Whether you grew up working on a farm or just have a love for antique tractors, most of us have wondered at one time or another, “why do some tractors have narrow front ends and some have wide front ends?” Darn good question, read on for a few reasons why.
There are several reasons that tractors with narrow wheels up front were quite popular for many decades. The most important one is that there was no power steering on those tractors and narrow fronts were able to turn in a very short radius which was a big plus for farmers trying to get the most efficient use of their land. When the driver came to the end of row, it took much less room to swing the narrow front tractor around to go back the other direction.
The fact that they are so maneuverable is evident still today in tractor square dancing shows put on at fairs and tractor shows across the Midwest. These shows are quite the crowd pleaser and very entertaining. The video below demonstrates their nimbleness during one of these square dancing shows.
Other Benefits of Narrow Front Wheels
Belt Driven Implements
One of the selling points of old tractors were their ability to run stationary machinery like mills, threshers, conveyors, grinders, buzzsaws and much more. Although it wasn’t absolutely necessary, a narrow front on the tractor meant there was nothing to get in the way of the belt used to drive that machinery.
If you notice in the picture above of the F-20 the drive pulley is off to one side and down a bit.
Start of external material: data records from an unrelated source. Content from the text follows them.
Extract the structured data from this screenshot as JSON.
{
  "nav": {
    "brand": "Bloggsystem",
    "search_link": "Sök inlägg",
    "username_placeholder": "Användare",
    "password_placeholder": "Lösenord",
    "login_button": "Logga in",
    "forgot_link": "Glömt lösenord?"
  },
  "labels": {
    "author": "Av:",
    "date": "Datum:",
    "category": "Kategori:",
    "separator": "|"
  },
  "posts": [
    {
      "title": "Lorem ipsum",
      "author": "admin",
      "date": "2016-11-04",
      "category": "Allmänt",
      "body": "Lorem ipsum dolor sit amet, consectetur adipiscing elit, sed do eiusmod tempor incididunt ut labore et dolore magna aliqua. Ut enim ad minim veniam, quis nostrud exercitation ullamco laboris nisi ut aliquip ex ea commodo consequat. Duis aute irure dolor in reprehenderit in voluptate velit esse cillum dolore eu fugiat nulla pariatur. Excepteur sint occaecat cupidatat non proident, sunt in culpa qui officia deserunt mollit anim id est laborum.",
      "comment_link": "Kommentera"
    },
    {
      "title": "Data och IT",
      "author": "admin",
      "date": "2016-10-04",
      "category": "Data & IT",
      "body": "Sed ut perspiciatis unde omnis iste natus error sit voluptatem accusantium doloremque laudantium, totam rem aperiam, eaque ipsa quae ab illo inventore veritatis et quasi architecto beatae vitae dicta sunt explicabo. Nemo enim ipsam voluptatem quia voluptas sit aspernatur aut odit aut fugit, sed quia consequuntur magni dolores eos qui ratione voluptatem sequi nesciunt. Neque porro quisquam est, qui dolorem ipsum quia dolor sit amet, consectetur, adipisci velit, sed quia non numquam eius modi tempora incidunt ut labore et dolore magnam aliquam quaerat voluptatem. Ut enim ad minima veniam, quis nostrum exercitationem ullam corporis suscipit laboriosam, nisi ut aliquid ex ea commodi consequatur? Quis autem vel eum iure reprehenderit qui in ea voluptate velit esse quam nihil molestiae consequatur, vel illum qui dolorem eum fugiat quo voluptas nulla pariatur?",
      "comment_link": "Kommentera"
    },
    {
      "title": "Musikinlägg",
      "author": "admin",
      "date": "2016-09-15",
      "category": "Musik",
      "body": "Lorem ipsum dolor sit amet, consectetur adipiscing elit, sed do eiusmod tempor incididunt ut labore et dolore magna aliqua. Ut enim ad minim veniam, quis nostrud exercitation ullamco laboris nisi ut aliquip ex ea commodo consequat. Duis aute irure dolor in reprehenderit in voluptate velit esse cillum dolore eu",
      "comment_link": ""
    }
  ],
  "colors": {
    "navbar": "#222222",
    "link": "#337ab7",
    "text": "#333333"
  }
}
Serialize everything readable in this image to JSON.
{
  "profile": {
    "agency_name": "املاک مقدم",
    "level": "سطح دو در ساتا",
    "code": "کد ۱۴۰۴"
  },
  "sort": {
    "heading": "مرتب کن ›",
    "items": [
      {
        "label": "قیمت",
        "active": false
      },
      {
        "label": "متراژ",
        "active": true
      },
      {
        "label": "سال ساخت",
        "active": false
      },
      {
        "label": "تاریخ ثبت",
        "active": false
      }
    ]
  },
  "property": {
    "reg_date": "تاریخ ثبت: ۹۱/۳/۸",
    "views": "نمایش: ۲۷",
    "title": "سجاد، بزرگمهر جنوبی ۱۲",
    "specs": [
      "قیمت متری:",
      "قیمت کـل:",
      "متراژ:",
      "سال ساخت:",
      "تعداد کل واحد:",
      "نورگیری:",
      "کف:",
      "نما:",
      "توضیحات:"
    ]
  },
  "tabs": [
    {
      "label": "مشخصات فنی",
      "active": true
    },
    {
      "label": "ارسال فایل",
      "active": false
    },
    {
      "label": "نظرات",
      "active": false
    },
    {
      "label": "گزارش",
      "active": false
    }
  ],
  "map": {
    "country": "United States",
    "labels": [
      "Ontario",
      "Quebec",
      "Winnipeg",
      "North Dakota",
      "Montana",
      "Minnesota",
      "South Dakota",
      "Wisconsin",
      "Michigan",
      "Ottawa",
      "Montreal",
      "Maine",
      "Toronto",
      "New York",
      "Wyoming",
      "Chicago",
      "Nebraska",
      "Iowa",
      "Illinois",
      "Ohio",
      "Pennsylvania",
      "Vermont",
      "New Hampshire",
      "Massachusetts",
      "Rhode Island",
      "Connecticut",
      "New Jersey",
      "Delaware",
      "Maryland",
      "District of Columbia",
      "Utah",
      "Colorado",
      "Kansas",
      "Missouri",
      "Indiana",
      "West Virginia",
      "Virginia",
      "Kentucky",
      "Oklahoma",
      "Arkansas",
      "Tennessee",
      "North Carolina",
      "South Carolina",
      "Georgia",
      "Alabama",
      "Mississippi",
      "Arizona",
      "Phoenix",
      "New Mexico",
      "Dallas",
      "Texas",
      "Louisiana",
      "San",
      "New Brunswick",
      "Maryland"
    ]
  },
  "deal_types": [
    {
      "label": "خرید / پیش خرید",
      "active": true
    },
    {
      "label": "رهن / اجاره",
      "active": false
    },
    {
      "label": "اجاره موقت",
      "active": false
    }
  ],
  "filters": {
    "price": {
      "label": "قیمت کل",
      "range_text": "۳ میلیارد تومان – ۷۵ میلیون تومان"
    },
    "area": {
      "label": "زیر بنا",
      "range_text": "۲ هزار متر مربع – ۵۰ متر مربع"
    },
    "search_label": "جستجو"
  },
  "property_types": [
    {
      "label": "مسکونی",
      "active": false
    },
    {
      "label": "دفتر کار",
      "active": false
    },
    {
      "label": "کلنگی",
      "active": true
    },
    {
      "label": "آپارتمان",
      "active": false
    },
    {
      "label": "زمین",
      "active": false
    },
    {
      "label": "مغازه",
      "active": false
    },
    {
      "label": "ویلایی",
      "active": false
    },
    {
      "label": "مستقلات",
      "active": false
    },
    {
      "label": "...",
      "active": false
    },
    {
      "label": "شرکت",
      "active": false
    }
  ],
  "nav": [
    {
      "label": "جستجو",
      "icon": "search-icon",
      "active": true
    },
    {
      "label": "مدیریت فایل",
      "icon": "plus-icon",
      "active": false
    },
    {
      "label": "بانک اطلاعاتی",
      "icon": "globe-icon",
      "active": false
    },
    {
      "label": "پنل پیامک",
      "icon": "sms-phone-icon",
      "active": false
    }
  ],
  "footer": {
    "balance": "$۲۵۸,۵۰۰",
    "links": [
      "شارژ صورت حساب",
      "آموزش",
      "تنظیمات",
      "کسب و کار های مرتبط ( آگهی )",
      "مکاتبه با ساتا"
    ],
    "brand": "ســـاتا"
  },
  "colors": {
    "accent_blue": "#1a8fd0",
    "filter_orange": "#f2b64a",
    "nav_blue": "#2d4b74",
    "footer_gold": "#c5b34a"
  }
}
A lot of belt driven equipment would be positioned in front of the tractor and connected by a long wide belt. A wide front axle could cause the belt to slap and wear out prematurely.
There are some that refer to narrow front end tractors as row-crop tractors. While nearly all the old narrow fronts are row-croppers, there are wide front tractors that are also row-crop tractors. All new row-crop tractors sold today are wide front. The most important element of a row-crop tractor is height gained by tall wheels.
Belly mounted cultivators were also available for both wides and narrows but I think the advantage goes to the narrow front because of the tight turning radius. For taller crops like corn, a narrow front would do less damage as the plants grew taller than the axle on a wide front.
Before combines became popular, it was common to mount a 2-row corn picker on a narrow front tractor. The narrow front was necessary for this type of harvesting as the narrow wheels up front were centered between the two rows of corn being picked.
In the 1950s corn combines started to become a dedicated piece of machinery that could both pick and shell the corn. They could do many more rows at a time so eventually the two-row corn picker fell out of favor for the larger more efficient combine.
Driving in Straight Lines
Narrow front wheels were often set as a “V” with tops tilted outward and where the wheels met the soil they were very close together. This resulted in the tires tracking nicely in the bottom of the furrow which helped to keep the tractor driving in a nice straight line.
Some narrow front tractors even had a single wheel up front that also accomplished the same results. The single wheel was a little wider than each of the tires in the “V” configuration but about the same width as both of them put together. This single wheel would ride perfectly in the bottom of the furrow making steering a breeze.
Drawbacks of the Narrow Front Tractor
In the early years of tractors right up into the 1960s the narrow front tractor was quite popular and there are many thousands of them still around today. Some are still being used as working tractors and many more have retired a life of restoration and shows.
The fact that all tractors sold now are wide front is proof that there are some drawbacks to the narrow front end. Other innovations of modern tractors and farming techniques have made some of the advantages of a narrow front end obsolete.
With a narrow front end all the weight of the front of the tractor is bearing down on just one furrow causing soil compaction. The bigger the tractor the worse this soil compaction would be. A wide front on the other hand splits the front weight of the tractor over two furrows thereby reducing the amount of soil compaction.
The narrow front tractor considerably less stable driving parallel on a hillside. Especially dangerous was making a sharp turn while the tractor was on an angle. There have been many fatalities from tractor rollovers over the years. In fact, according to Wikipedia, more than half of all tractor related injuries and deaths are attributed to tractor rollovers.
The Introduction of Power Steering
With one of the biggest advantages of narrow front tractors being easy steering and short turn radius, the introduction of power steering on wide front tractors and farmers utilizing techniques to accommodate the wide front tractors made this narrow front advantage less and less needed.
Power assist became popular in the 1950s as tractors started getting bigger and bigger. True power steering became available on tractors in the 1960s then became pretty standard on today’s modern tractors.
Antique tractor enthusiasts are typically going to lean to either narrow fronts or wide fronts, but no matter what camp you’re in, I think there is a love and respect among the community for all antique tractors and the history behind them that helped make the world into what it is today.